Much of the trip between Ashland and the Bay area via I-5 can be tedious, but now Ashland has its own novelty to rival the lineup of all those colorful tanker trucks at Truck City at the base of Black Butte near Weed, Moo Donna and Baby Moo as well as Priscilla the Dragon in fields south and north of Yreka. A wonderful, colorful sculpture by southern Oregon artist Cheryl Garcia has been installed on private land south of the freeway, just east of the Skylark complex, between exits 19 and 14. This whimsical installation of a giant (8’) red flower, with three bees hovering over it, is courtesy of Marge and Dave Bernard. The Bernards cannot see this sculpture from their nearby home, but they do have a smaller version (three red flowers, with one bee hovering) that is visible from their home. They chose simply to enliven the view for travelers along that stretch of highway; their good deed for passersby.
Dave Bernard commissioned the sculptures as a birthday gift for wife Marge who is a beekeeper. The installation was completed over Mother’s Day weekend. Cheryl Garcia’s work is well known in Ashland, not only for the enchanting metal flowers at Walker Elementary School but for other metal sculptures in private collections all over town. Garcia spent 200 hours creating this charming work. It is such a gift to the community and to travelers, for which Garcia and the Bernards are to be thanked.
Article by AGC Member: Ruth Sloan
Published in the Daily Tiding June 12, 2017
Photos by Larry Rosengren
Garden Tour: AGC members visited the Ashland Creek Ponds Monday June 1st, where teacher Mia Driscoll of Helman School lead a tour of the area. Helman School has been a recipient of Club donations for the Ashland Ponds Project for several years. Ashland Pond is hidden away on north side of Ashland in Quiet Village. This pond was re-discovered in 2008, but it was severely overgrown with invasive species. An ongoing community effort began to restore the pond to a natural riparian habitat. Ashland students, Lomakatsi Restoration, Bear Creek Watershed, the City of Ashland, along with many volunteers and community organizations worked to clear 12 acres of invasive plants and replant native trees and vegetation. All this effort created a wonderful place to stroll, bird watch and be in nature. The Ashland Creek Pond is a secret garden in the city. The area is used as an outdoor learning experience for Ashland students and last year AGC made a donation for binoculars so students could observe nature closely. The Ashland Creek Pond is open to the public.
Check out Heirloom Garden

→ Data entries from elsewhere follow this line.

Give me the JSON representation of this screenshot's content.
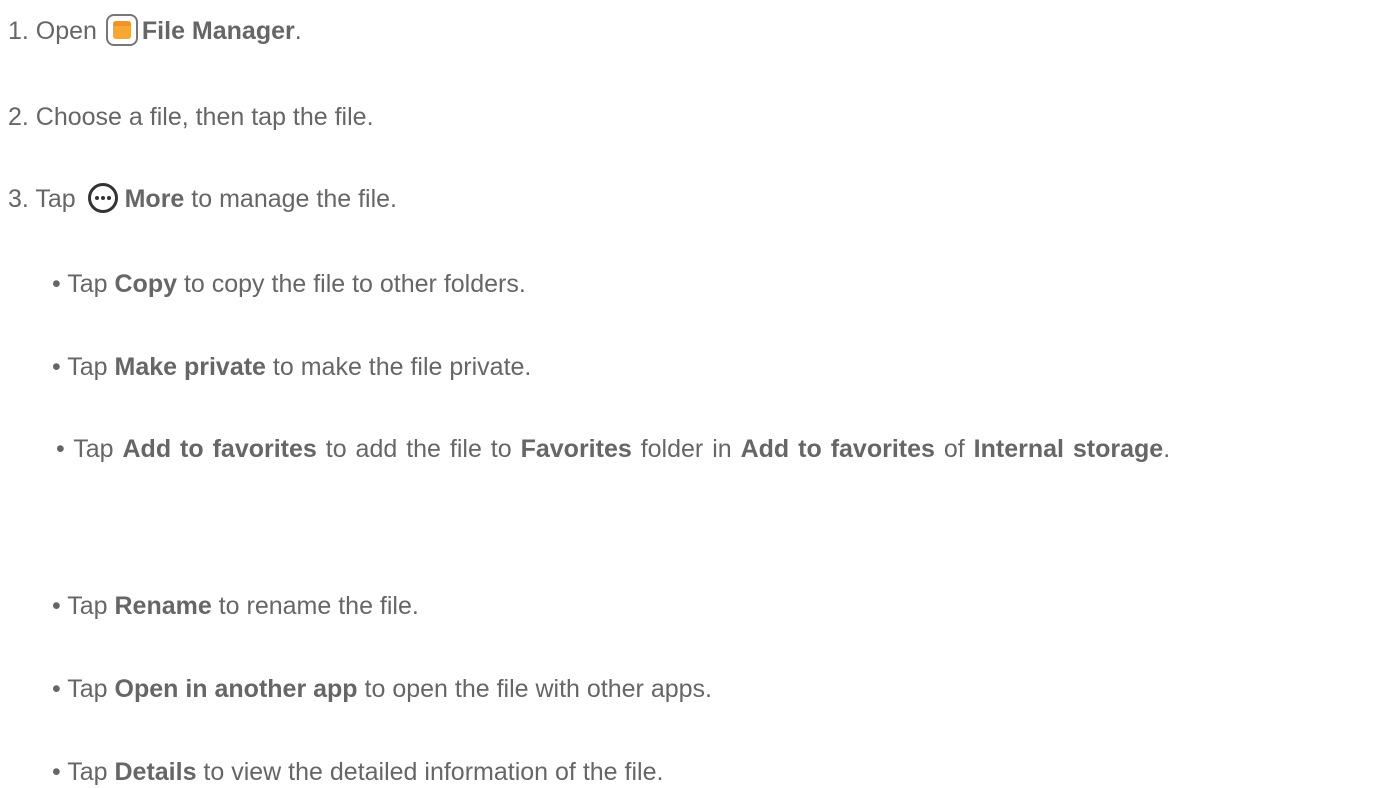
{
  "steps": [
    {
      "num": "1. Open",
      "bold": "File Manager",
      "end": ".",
      "icon": "file-manager-folder-icon"
    },
    {
      "text": "2. Choose a file, then tap the file."
    },
    {
      "num": "3. Tap",
      "bold": "More",
      "end": " to manage the file.",
      "icon": "more-ellipsis-icon"
    }
  ],
  "bullets": [
    {
      "pre": "• Tap ",
      "bold": "Copy",
      "post": " to copy the file to other folders."
    },
    {
      "pre": "• Tap ",
      "bold": "Make private",
      "post": " to make the file private."
    },
    {
      "pre": "• Tap ",
      "bold": "Add to favorites",
      "post": " to add the file to ",
      "bold2": "Favorites",
      "post2": " folder in ",
      "bold3": "Add to favorites",
      "post3": " of ",
      "bold4": "Internal storage",
      "post4": "."
    },
    {
      "pre": "• Tap ",
      "bold": "Rename",
      "post": " to rename the file."
    },
    {
      "pre": "• Tap ",
      "bold": "Open in another app",
      "post": " to open the file with other apps."
    },
    {
      "pre": "• Tap ",
      "bold": "Details",
      "post": " to view the detailed information of the file."
    }
  ],
  "colors": {
    "text": "#666666",
    "folder_fill": "#f7a733",
    "icon_outline": "#777777"
  }
}
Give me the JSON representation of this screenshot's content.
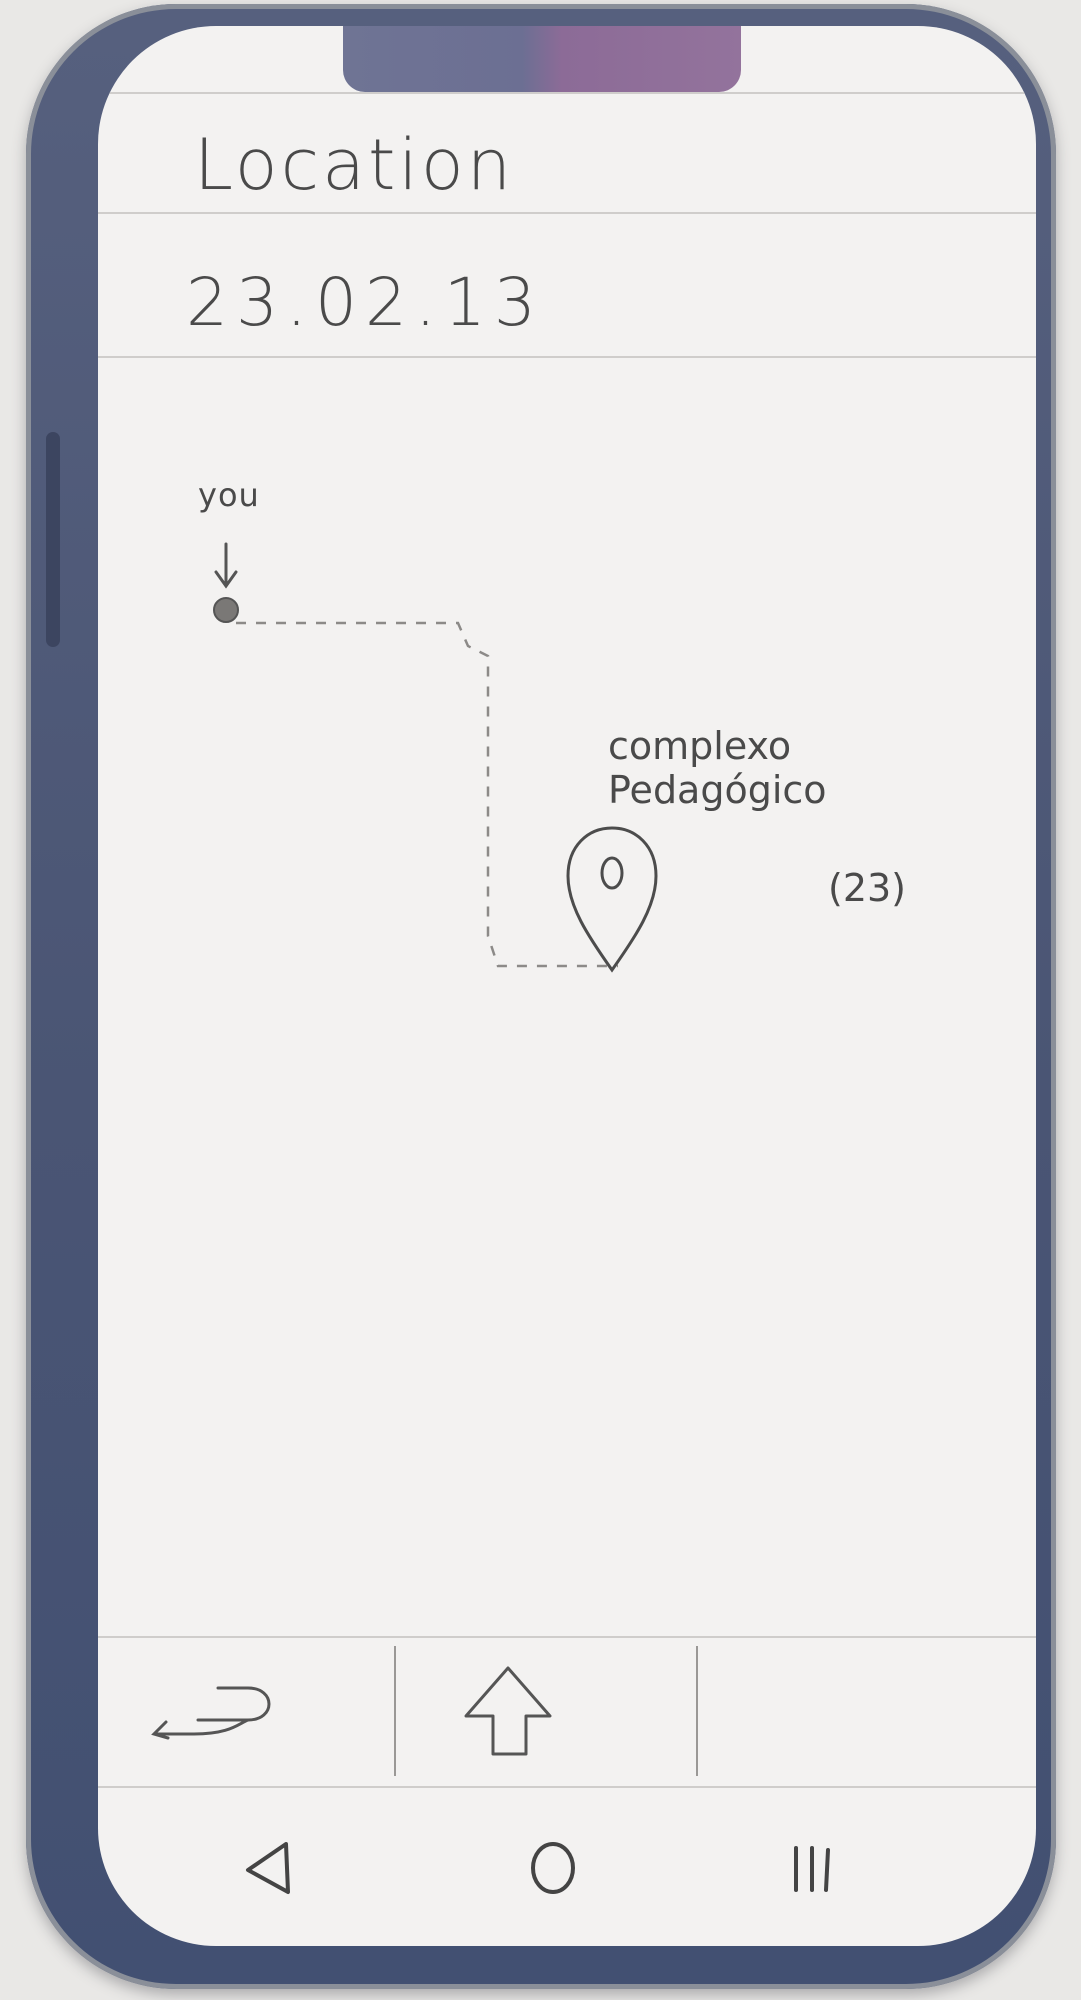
{
  "header": {
    "title": "Location",
    "date": "23.02.13"
  },
  "map": {
    "user_marker_label": "you",
    "destination_name_line1": "complexo",
    "destination_name_line2": "Pedagógico",
    "destination_number": "(23)"
  },
  "toolbar": {
    "back_icon": "return-arrow-icon",
    "up_icon": "up-arrow-icon"
  },
  "nav": {
    "back_icon": "triangle-back-icon",
    "home_icon": "circle-home-icon",
    "recents_icon": "recents-lines-icon"
  },
  "colors": {
    "phone_frame": "#4a5574",
    "screen": "#f3f2f1",
    "pencil": "#4a4a4a",
    "notch_left": "#6f7494",
    "notch_right": "#93739c"
  }
}
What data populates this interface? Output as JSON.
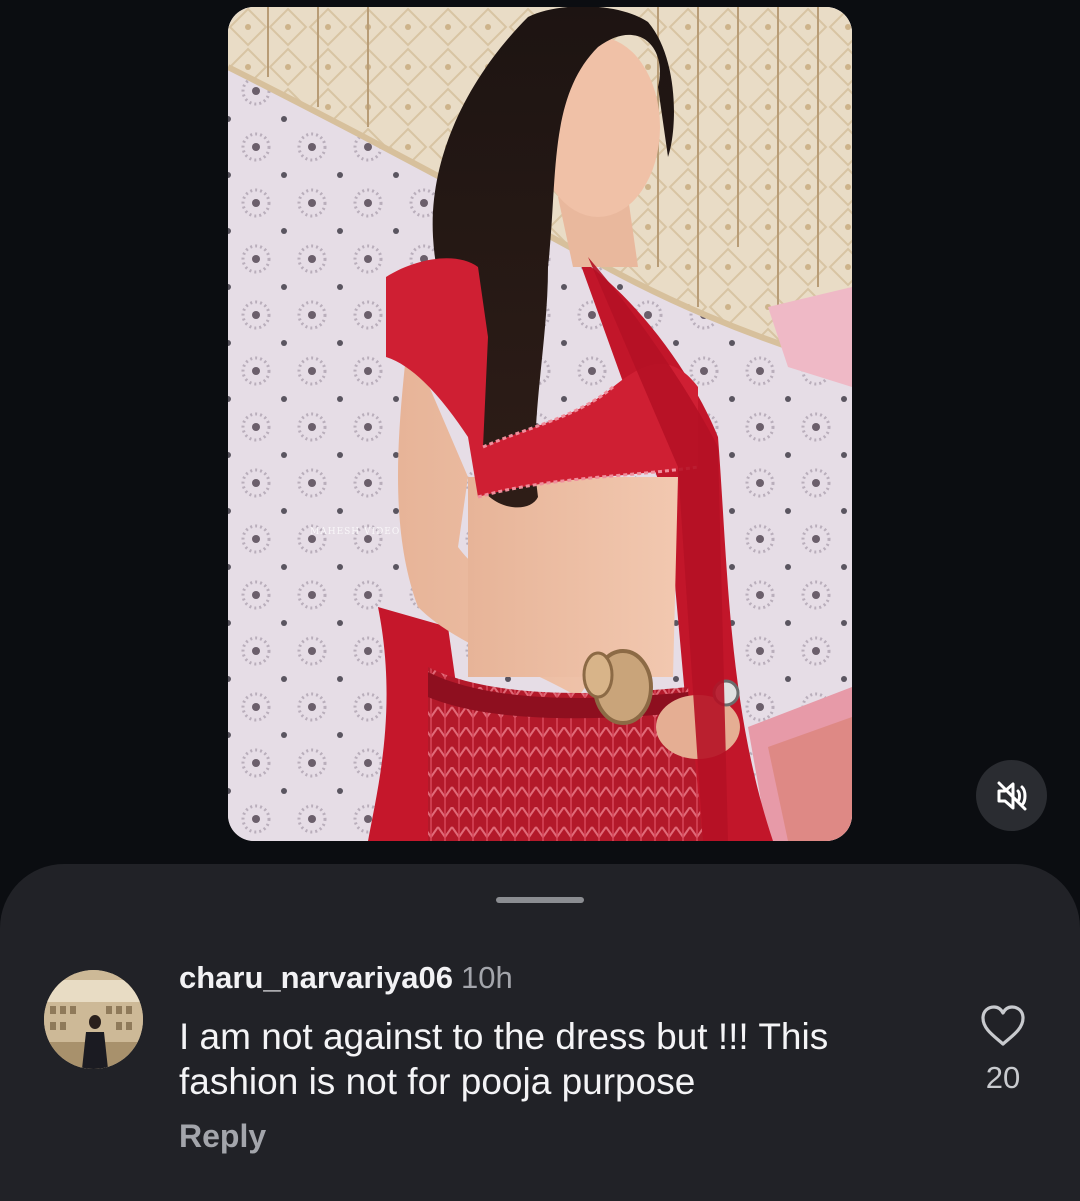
{
  "post": {
    "media_description_icon": "photo",
    "watermark_text": "MAHESH VIDEO",
    "mute_icon": "speaker-muted-icon"
  },
  "comment": {
    "username": "charu_narvariya06",
    "timestamp": "10h",
    "text": "I am not against to the dress but !!! This fashion is not for pooja purpose",
    "reply_label": "Reply",
    "like_icon": "heart-outline-icon",
    "like_count": "20"
  },
  "colors": {
    "background": "#0b0d11",
    "sheet": "#212227",
    "text_primary": "#f4f4f6",
    "text_secondary": "#a3a5ab"
  }
}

We enjoyed reading John Darling’s Feb. 2 [Daily Tidings] story about the soon-to-open Ashland Creek Park and his mention of the many other Ashland parks adopted by other community organizations and individuals. I’d like to add one other community garden to that list, which is the Heirloom Garden at North Mountain Park.
Inspired by gardens from the late 1800s, this particular garden was largely designed by Ashland Garden Club members in the late 1990s, and is solely maintained year-round by our members. According to Linda Chesney, Stewardship Coordinator at North Mountain Park, “The Heirloom Garden is really the front door of the entire park as its entrance is right on the Mountain Avenue entrance.”
Like other service organizations, AGC serves our community in other ways, including but not limited to the following:
At club meetings from October to May, we offer free programs open to the public about various aspects of gardening.
We fund both a high school and SOU scholarship (with money raised from our annual plant sale in May).
We do all floral arrangements for the annual Feast of Will (with all flowers donated by club members from their gardens).
We participate in gardening and environmental programs at the regional, state and national levels.
Thank you Ashland Garden Club
“Thank you so much for your generous donation to Helman School!!!”
“We have been using the binoculars down at the Pond. They are highly effective and very user friendly. Attached are some pictures of students using the binoculars to view birds in the bird houses that kindergarteners and 5th graders constructed together. The bird houses were donated by the Siskiyou District Garden Club.
When classes went down to the Ashland Pond for our spring field trips the students were thrilled to see their bird houses hung on native trees.
The trees are still waiting for the tree plaques, as we are constructing the wooden mounts. We look forward to mounting those in the fall.
Thank you again for helping us grow our Pond Project. We feel extremely fortunate to have such a wonderful community that supports the experiential learning that occurs in an outdoor classroom.” Tia McLean